_Exercise requirements:_ Where a line of the records contains the word "data", show that line.

_Items from an interface collection:_

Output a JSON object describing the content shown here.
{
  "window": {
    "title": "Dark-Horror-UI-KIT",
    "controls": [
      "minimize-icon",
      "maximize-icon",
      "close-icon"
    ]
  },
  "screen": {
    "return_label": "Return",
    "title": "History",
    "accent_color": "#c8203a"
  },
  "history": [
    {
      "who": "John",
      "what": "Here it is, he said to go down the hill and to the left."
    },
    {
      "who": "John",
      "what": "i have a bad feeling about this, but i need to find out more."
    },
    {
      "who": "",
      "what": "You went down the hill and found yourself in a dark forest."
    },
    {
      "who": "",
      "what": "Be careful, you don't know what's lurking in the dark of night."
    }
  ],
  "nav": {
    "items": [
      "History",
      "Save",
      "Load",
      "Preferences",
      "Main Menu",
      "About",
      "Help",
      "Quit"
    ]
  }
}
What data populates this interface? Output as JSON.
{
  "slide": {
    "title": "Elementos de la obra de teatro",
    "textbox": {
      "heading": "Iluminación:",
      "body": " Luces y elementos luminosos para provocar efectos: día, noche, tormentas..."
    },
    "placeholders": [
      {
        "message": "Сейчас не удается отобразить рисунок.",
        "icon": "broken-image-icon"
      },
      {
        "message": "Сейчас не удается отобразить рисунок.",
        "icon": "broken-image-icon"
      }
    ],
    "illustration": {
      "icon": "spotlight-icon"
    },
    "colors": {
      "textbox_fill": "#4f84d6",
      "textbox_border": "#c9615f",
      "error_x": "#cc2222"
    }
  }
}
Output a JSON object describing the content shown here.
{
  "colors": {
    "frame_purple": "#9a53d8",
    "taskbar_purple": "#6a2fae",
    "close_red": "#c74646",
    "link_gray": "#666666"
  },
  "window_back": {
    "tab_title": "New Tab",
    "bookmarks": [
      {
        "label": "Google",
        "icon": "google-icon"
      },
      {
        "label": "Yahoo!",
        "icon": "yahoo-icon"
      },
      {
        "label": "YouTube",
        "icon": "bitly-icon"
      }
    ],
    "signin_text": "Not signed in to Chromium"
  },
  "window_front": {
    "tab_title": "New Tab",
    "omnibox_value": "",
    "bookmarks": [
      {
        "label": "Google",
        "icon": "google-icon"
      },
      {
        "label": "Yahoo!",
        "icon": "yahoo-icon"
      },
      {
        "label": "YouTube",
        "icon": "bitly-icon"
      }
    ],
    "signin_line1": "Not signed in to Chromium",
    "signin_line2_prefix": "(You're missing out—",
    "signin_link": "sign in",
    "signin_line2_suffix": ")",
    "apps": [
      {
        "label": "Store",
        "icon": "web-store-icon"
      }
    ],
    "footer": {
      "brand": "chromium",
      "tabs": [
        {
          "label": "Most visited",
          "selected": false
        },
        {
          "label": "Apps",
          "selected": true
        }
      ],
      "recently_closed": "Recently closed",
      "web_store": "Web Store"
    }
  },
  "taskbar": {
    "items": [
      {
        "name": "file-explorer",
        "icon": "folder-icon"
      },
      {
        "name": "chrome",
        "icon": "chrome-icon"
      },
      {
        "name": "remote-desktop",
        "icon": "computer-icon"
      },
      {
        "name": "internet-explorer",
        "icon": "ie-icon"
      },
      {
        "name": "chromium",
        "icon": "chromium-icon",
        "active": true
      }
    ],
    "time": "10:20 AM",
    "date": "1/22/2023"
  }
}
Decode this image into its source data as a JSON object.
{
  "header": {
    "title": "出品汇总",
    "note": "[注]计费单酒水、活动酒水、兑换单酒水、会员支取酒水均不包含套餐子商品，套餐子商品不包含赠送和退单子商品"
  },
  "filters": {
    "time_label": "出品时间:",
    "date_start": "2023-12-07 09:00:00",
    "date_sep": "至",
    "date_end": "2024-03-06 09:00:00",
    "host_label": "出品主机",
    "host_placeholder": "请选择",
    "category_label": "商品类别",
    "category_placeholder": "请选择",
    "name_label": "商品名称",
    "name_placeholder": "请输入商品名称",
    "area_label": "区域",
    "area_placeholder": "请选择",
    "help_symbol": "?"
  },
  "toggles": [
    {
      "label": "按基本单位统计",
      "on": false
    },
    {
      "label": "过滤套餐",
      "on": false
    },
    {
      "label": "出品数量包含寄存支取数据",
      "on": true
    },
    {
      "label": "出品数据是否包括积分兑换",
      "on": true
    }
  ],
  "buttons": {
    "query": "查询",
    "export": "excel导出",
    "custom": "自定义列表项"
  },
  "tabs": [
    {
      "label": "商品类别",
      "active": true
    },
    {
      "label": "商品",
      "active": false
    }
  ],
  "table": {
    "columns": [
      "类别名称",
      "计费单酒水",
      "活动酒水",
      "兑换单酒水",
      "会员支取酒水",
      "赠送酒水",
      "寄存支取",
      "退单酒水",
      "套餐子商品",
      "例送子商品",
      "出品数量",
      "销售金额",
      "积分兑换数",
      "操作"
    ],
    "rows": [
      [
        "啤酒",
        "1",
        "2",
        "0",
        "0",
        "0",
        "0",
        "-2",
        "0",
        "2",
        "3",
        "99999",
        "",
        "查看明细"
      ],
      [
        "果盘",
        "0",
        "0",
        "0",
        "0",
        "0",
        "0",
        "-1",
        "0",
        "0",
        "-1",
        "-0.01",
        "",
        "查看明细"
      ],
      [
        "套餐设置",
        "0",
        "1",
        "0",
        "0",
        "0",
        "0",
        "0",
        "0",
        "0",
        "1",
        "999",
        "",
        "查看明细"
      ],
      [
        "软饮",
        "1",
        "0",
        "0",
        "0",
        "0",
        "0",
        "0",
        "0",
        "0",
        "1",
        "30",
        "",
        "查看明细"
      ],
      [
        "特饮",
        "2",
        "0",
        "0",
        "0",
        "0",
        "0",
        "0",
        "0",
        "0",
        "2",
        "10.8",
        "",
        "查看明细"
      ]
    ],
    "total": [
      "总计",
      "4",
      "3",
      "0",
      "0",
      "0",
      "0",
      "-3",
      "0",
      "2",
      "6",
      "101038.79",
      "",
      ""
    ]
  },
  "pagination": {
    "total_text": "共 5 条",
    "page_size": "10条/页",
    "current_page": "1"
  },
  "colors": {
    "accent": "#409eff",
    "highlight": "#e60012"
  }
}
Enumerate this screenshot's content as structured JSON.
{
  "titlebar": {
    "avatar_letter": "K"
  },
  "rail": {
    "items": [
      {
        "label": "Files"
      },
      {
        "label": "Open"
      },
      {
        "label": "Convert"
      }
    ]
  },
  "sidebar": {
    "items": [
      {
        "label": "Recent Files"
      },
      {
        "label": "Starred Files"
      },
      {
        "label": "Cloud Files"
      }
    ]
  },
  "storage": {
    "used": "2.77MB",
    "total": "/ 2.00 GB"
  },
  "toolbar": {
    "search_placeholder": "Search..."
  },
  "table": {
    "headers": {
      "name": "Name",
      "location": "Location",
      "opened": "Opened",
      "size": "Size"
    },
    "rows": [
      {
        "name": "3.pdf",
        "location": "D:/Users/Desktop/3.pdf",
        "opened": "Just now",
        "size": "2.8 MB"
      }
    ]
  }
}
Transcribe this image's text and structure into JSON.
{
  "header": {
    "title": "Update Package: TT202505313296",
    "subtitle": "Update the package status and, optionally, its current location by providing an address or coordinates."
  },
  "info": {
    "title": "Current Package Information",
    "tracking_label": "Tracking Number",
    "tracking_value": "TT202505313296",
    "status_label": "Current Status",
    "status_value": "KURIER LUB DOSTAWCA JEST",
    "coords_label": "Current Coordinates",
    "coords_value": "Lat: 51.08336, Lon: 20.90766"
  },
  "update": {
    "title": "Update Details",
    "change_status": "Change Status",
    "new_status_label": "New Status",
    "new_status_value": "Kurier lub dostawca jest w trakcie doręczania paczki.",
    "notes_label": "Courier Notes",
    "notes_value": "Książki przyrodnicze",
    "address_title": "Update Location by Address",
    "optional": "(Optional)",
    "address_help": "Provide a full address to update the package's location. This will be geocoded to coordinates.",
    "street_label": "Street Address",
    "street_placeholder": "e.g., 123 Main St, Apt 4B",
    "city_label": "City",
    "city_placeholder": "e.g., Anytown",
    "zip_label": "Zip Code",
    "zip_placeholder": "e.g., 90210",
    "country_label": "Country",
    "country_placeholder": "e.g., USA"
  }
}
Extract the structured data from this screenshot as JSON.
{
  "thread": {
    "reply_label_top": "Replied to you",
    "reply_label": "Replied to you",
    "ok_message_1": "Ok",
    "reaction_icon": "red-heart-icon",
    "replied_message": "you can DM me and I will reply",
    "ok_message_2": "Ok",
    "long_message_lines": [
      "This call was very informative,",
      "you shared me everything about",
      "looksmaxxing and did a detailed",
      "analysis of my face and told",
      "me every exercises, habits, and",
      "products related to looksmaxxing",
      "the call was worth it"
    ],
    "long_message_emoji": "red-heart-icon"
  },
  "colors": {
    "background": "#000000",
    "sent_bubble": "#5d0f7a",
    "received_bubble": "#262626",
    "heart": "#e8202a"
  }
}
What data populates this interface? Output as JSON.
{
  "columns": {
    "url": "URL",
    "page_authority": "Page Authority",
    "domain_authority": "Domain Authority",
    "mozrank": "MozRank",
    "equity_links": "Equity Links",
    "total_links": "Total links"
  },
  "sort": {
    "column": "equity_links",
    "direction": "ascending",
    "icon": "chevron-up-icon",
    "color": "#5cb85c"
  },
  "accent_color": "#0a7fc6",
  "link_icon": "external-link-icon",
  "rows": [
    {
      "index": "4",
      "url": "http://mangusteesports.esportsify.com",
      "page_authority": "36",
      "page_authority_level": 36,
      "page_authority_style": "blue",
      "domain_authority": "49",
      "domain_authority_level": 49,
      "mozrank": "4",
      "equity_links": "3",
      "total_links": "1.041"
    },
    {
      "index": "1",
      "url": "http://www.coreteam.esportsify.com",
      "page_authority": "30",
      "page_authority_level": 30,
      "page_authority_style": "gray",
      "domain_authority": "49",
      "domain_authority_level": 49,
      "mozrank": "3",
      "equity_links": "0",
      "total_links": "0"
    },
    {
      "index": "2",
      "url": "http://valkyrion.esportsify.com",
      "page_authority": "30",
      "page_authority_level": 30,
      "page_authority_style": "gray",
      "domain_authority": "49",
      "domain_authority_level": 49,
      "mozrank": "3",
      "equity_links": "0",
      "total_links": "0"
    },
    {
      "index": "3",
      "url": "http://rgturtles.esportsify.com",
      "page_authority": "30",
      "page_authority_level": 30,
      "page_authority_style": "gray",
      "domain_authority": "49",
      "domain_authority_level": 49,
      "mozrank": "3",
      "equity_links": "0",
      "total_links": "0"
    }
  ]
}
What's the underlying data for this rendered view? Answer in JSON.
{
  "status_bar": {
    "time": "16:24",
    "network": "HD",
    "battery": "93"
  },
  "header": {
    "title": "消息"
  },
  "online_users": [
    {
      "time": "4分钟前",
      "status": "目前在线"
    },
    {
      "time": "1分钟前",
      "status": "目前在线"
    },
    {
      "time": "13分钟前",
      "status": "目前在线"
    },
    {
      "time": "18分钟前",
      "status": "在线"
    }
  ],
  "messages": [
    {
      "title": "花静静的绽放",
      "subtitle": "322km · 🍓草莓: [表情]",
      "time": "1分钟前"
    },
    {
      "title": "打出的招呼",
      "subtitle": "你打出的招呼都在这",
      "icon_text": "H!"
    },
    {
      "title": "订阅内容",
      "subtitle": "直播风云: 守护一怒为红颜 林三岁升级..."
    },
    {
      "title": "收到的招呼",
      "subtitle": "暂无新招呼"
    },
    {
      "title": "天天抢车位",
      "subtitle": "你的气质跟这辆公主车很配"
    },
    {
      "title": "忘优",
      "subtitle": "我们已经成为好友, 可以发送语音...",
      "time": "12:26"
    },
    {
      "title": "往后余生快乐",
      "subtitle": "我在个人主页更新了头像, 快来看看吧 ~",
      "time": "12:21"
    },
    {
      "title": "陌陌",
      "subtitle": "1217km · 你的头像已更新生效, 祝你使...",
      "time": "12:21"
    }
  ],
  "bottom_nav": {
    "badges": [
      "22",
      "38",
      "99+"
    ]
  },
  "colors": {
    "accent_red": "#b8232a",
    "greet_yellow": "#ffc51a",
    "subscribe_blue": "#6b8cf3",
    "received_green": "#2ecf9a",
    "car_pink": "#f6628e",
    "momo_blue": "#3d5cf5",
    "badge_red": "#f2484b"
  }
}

_Written answer:_
What data populates this interface? Output as JSON.
Decode this image into its source data as a JSON object.
Extract the structured data from this screenshot as JSON.
What data populates this interface? Output as JSON.
What's the underlying data for this rendered view? Answer in JSON.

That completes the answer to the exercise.